Southold Town is once again considering a proposal to require contractors to obtain a town license in order to do business locally.
At a Town Board work session Tuesday, Councilman Bob Ghosio pointed out that Southold is one of the few East End towns that doesn’t currently require contractors operating in town to be licensed beyond state and county qualifications.
“We have a lot of folks who have moved to Southold that aren’t necessarily familiar with the contractors and the folks who work here and it’s just a way of helping protect homeowners as well as protecting contractors who live and work in the community,” Mr. Ghosio said.
It’s an issue that’s come up at recent meetings of the town’s economic development committee, according to Jennifer Del Vaglio, who chairs the committee.
She said a town licensing system could be a benefit to local small businesses and also an asset for the influx of new residents to the area who are often adjusting to homeownership from apartment living.
“By licensing, you’re giving [homeowners] a resource to rely on and refer to,” she said. “It evens the playing field.”
The license would cover contractors across various trades, including plumbers, electricians and carpenters, Mr. Ghosio said, and would mirror the county’s license in many ways.
To be licensed through the county’s Department of Consumer Affairs, contractors must pass a written examination and show proof of worker’s compensation and liability insurance and other requirements.
Mr. Ghosio said that in his professional business, he maintains a license in East Hampton Town, which requires an additional renewal test and fee every two years.
“We don’t necessarily have to have a test — a lot of the towns don’t — but it’s just a way of keeping track of who can and can’t work in town legitimately,” he said.
Deputy Supervisor Jill Doherty said other towns like Shelter Island impose a set of conditions that have to do with water, for example. “You can make it unique to your town.”
The contractor license would also be similar to a coastal contractor license required by the town Trustees, which gives the entity the ability to pull back licenses if conditions are violated during shoreline projects.
Enforcement, or a lack thereof, remains an ongoing issue.
Supervisor Scott Russell said that at the county level, enforcement has been minimal. He also noted that the county is “pulling back a lot of its workforce” due to economic hardship. “If you just rely on the county license, you don’t have that oversight at the local level,” he said.
Councilman Jim Dinizio also worried about enforcement beyond simply issuing a stop-work order.
Mr. Dinizio said in his business, he already carries state and county licenses that he says aren’t enforced.
Councilwoman Sarah Nappa wondered if the license would be another burden on local businesses, driving people from wanting to work on the North Fork. “Do you see that as being a hurdle?” she asked.
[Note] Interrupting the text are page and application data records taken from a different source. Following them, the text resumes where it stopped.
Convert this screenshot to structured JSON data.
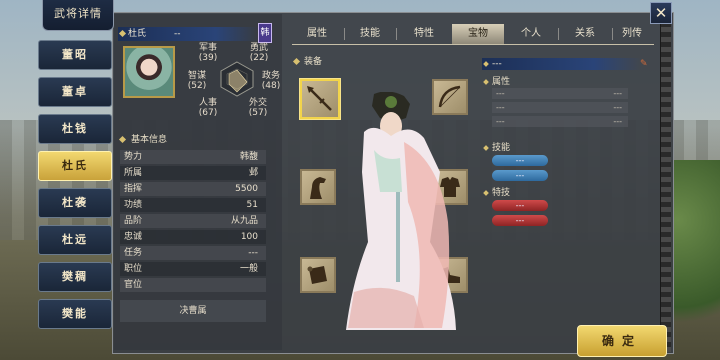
{
  "window_title": "武将详情",
  "close_glyph": "✕",
  "side_tabs": [
    "董昭",
    "董卓",
    "杜钱",
    "杜氏",
    "杜袭",
    "杜远",
    "樊稠",
    "樊能"
  ],
  "side_active_index": 3,
  "general": {
    "name": "杜氏",
    "name_dash": "--",
    "clan_badge": "韩",
    "stats": {
      "military": {
        "label": "军事",
        "value": "(39)"
      },
      "bravery": {
        "label": "勇武",
        "value": "(22)"
      },
      "strategy": {
        "label": "智谋",
        "value": "(52)"
      },
      "politics": {
        "label": "政务",
        "value": "(48)"
      },
      "personnel": {
        "label": "人事",
        "value": "(67)"
      },
      "diplomacy": {
        "label": "外交",
        "value": "(57)"
      }
    }
  },
  "basic_info": {
    "heading": "基本信息",
    "rows": [
      {
        "k": "势力",
        "v": "韩馥"
      },
      {
        "k": "所属",
        "v": "邺"
      },
      {
        "k": "指挥",
        "v": "5500"
      },
      {
        "k": "功绩",
        "v": "51"
      },
      {
        "k": "品阶",
        "v": "从九品"
      },
      {
        "k": "忠诚",
        "v": "100"
      },
      {
        "k": "任务",
        "v": "---"
      },
      {
        "k": "职位",
        "v": "一般"
      },
      {
        "k": "官位",
        "v": ""
      }
    ],
    "bottom_button": "决曹属"
  },
  "tabs": [
    "属性",
    "技能",
    "特性",
    "宝物",
    "个人",
    "关系",
    "列传"
  ],
  "tab_active_index": 3,
  "equipment": {
    "heading": "装备",
    "slots": [
      {
        "icon": "spear-icon",
        "selected": true
      },
      {
        "icon": "bow-icon",
        "selected": false
      },
      {
        "icon": "horse-icon",
        "selected": false
      },
      {
        "icon": "armor-icon",
        "selected": false
      },
      {
        "icon": "scroll-icon",
        "selected": false
      },
      {
        "icon": "boots-icon",
        "selected": false
      }
    ]
  },
  "detail": {
    "title": "---",
    "attributes_heading": "属性",
    "attributes": [
      {
        "a": "---",
        "b": "---"
      },
      {
        "a": "---",
        "b": "---"
      },
      {
        "a": "---",
        "b": "---"
      }
    ],
    "skills_heading": "技能",
    "skills": [
      "---",
      "---"
    ],
    "specials_heading": "特技",
    "specials": [
      "---",
      "---"
    ]
  },
  "confirm_label": "确定",
  "colors": {
    "accent_gold": "#f2d870",
    "panel_blue": "#1c2f56",
    "skill_blue": "#5a9acc",
    "special_red": "#d04a4a"
  }
}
To that, Mr. Ghosio pointed to the South Fork and the so-called “trade parade” that causes traffic jams. “It’s not stopping the contractors from working everywhere else,” he said.
A similar proposal was floated in 2016, though it’s unclear why the board didn’t pursue it. The board may seek input from the town’s chief building inspector Mike Verity while exploring licensing systems in place in other towns before moving forward.